[AVAILABLE DATA]
========================================================================

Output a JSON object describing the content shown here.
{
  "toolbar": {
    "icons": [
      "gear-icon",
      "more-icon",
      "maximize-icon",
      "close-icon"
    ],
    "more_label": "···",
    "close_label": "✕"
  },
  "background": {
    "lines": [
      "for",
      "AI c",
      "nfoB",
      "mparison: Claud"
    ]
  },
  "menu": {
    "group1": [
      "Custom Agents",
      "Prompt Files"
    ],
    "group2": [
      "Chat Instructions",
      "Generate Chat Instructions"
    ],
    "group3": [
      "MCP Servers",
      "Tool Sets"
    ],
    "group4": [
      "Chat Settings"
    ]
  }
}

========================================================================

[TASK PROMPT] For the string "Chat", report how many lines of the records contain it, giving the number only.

[ANSWER FOR THIS EXERCISE] 3